In the modern era of 21st Century cosmetic surgery, exotic, light-colored eyes become the norm, and a single shot can yield the sex life dreams are made of. It's not fantasy, folks. It's real science, and your fix could be right around the corner.
First up, a newly FDA-approved procedure that claims to kill an enemy of women everywhere (especially in the U.S.): cellulite.
"We think this is probably one of the holy grails of cosmetic surgery," says William Umansky, M.D., who shares a practice with his brother Jeffrey (also an M.D.). They're the only ones in town offering the procedure called Cellulaze, in which a surgeon makes small incisions underneath the surface of the skin and then shoots a laser at the internal structures that cause dimpling.
"It's not a perfect procedure," Jeffrey says. "You can't take someone who has extreme cellulite and make them as smooth as a table."
Still, the treatment received 100 percent consumer satisfaction ratings on realself.com, a consumer-driven site for information on everything plastic. But it's not all pretty-post-surgery photos reveal heavy bruising, so don't expect to be sporting a bikini come the weekend.
Treating one area, like the outer thighs, costs around $3,000. For now, studies show results for only two years following the procedure, so there's no telling how the treatment will affect cellulite over longer periods of time.
Not to be confused with the "G Spot," it turns out women have an "O Spot," too.
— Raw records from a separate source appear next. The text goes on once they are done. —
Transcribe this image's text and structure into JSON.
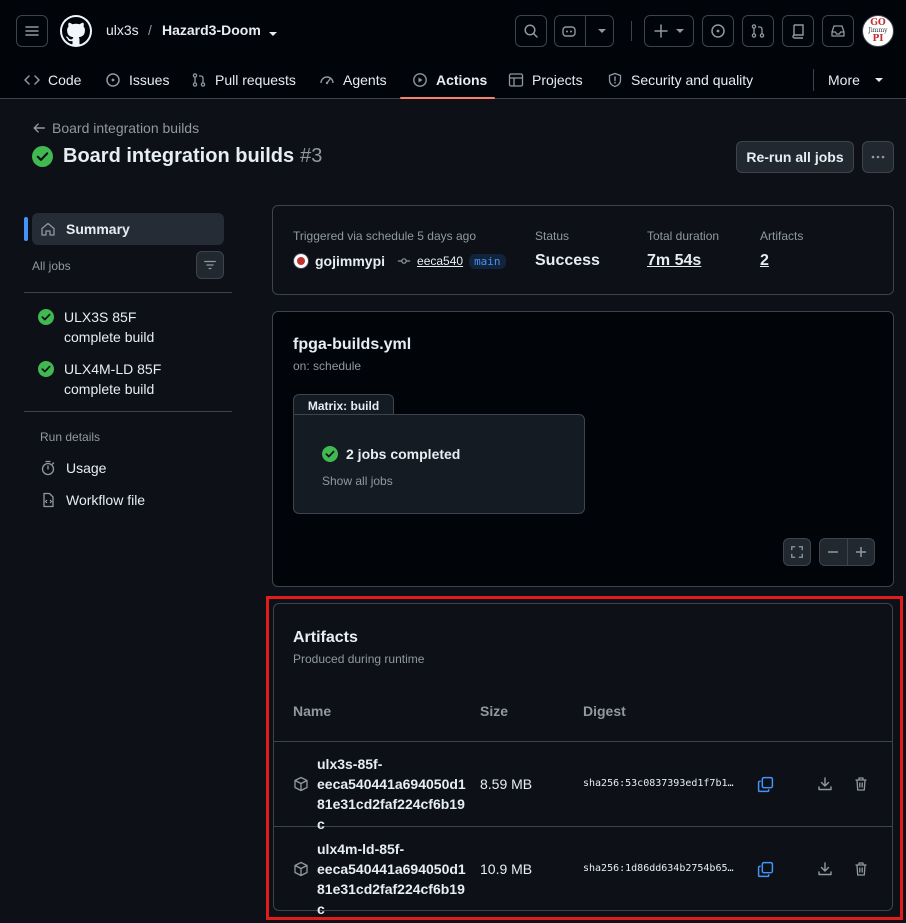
{
  "header": {
    "owner": "ulx3s",
    "separator": "/",
    "repo": "Hazard3-Doom",
    "avatar_text": [
      "GO",
      "Jimmy",
      "PI"
    ]
  },
  "nav": {
    "tabs": [
      {
        "label": "Code",
        "icon": "code-icon"
      },
      {
        "label": "Issues",
        "icon": "issue-icon"
      },
      {
        "label": "Pull requests",
        "icon": "pull-request-icon"
      },
      {
        "label": "Agents",
        "icon": "agent-icon"
      },
      {
        "label": "Actions",
        "icon": "play-icon",
        "active": true
      },
      {
        "label": "Projects",
        "icon": "table-icon"
      },
      {
        "label": "Security and quality",
        "icon": "shield-icon"
      }
    ],
    "more_label": "More"
  },
  "page": {
    "back_label": "Board integration builds",
    "title": "Board integration builds",
    "run_number": "#3",
    "rerun_label": "Re-run all jobs"
  },
  "sidebar": {
    "summary_label": "Summary",
    "all_jobs_label": "All jobs",
    "jobs": [
      {
        "line1": "ULX3S 85F",
        "line2": "complete build"
      },
      {
        "line1": "ULX4M-LD 85F",
        "line2": "complete build"
      }
    ],
    "run_details_label": "Run details",
    "usage_label": "Usage",
    "workflow_file_label": "Workflow file"
  },
  "summary": {
    "triggered_label": "Triggered via schedule 5 days ago",
    "actor": "gojimmypi",
    "commit": "eeca540",
    "branch": "main",
    "status_label": "Status",
    "status_value": "Success",
    "duration_label": "Total duration",
    "duration_value": "7m 54s",
    "artifacts_label": "Artifacts",
    "artifacts_value": "2"
  },
  "workflow": {
    "file": "fpga-builds.yml",
    "trigger": "on: schedule",
    "matrix_label": "Matrix: build",
    "jobs_completed": "2 jobs completed",
    "show_all": "Show all jobs"
  },
  "artifacts": {
    "title": "Artifacts",
    "subtitle": "Produced during runtime",
    "col_name": "Name",
    "col_size": "Size",
    "col_digest": "Digest",
    "rows": [
      {
        "name": [
          "ulx3s-85f-",
          "eeca540441a694050d1",
          "81e31cd2faf224cf6b19c"
        ],
        "size": "8.59 MB",
        "digest": "sha256:53c0837393ed1f7b1…"
      },
      {
        "name": [
          "ulx4m-ld-85f-",
          "eeca540441a694050d1",
          "81e31cd2faf224cf6b19c"
        ],
        "size": "10.9 MB",
        "digest": "sha256:1d86dd634b2754b65…"
      }
    ]
  },
  "colors": {
    "success": "#3fb950",
    "accent": "#4493f8",
    "active_underline": "#f78166",
    "highlight_box": "#e21b1b"
  }
}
And it's been in hiding...until now.
"Women are starving. They're starving for something to help them. They're starving for good sex, for passion," says Dr. Samuel Wood, a fertility and sexual medicine specialist practicing in the UTC area. "It's incredibly common and a major problem, even in otherwise good relationships."
Wood and his colleague created the O Shot, and now women of all ages, from all over the country, are on a waiting list to get what Dr. Wood's got-a single injection, promising near immediate results.
"We've had a couple women, some extreme cases, where they have the shot, got in the car, hit a bump, had an orgasm, made a sharp turn to get onto the freeway and got another one," Wood says. "And she proceeded to have like 80 orgasms in the first three or four days."
Here's how it works: a woman's own blood is centrifuged down to platelet-rich plasma that's injected into her O Spot. (Dr. Wood stresses that the shot isn't painful.) The plasma cocktail rejuvenates tissues and increases sensitivity, er, downtown.
"Only 20 percent of women have orgasms during intercourse. By injecting the gel down there, we've found it nearly triples the chance of having a vaginal orgasm."
Could this be a potential ego-bruiser for men? Wood says no.
"Women will do this for their boyfriend's or husband's birthday, because he is going to feel like Superman. It also does tighten things, so it feels better for him, and he feels better about his sexual prowess."
Those with no sexual problems report their orgasms becoming 10 times better after the shot. How do you go back to regular sex after that? Dr. Wood says there's no need to, because the results of the shot can last for years.
The shot: around $1,200 bucks. That the surgeon's name is Dr. Wood: priceless.
BLUE BUY YOU
Some 50-million people wear colored contacts...and don't fool anyone. That's about to change.
"Whether it's a wig or toupee that leads to hair transplants, or push-up bra that leads to artificial breasts, or wrinkle cream that eventually moves to Botox, almost all aspects of cosmetic surgery have evolved from a temporary solution to a permanent one," says Doug Daniels, CEO of Stroma Medical, the company that created the world's first eye-color-changing laser.
The laser removes pigment from the iris of the eye, revealing those original baby blues. Currently in clinical studies, the 10-minute procedure should be available in the U.S. within three years. A permanent pair of baby blues will cost around $5,000.
Ophthalmologist Sandy Feldman, M.D., of ClearView Eye and Medical Center in Sorrento Valley, says the technology is in its infancy, but she has no doubt it will make it to market. And she'll be one of the doctors using it on patients.
"I don't think that I could have conceived people would think about a medical procedure to actually change the color of someone's eye, internally," she says. "Before laser vision correction, people couldn't even conceive that we would be able to operate on a healthy eye and get them out of glasses or contact lenses."
It's not a one-size-fits-all procedure, as there are actually 16 shades of blue eyes. The pigment level you start with predicts what color of blue your eyes have the potential to become. Daniels says most people will end up with a steely-blue eye like Cameron Diaz. Not a bad deal. What's more, you'll know ahead of time what you're going to look like after the procedure.
"All we're doing is helping people go back to the natural color that they all have," Daniels says. "I mean, everybody has blue eyes, but there's a dark pigment that covers the iris that gives us the brown or hazel eyes. Once you remove that, everyone has blue eyes."
It's just like nature...only completely different.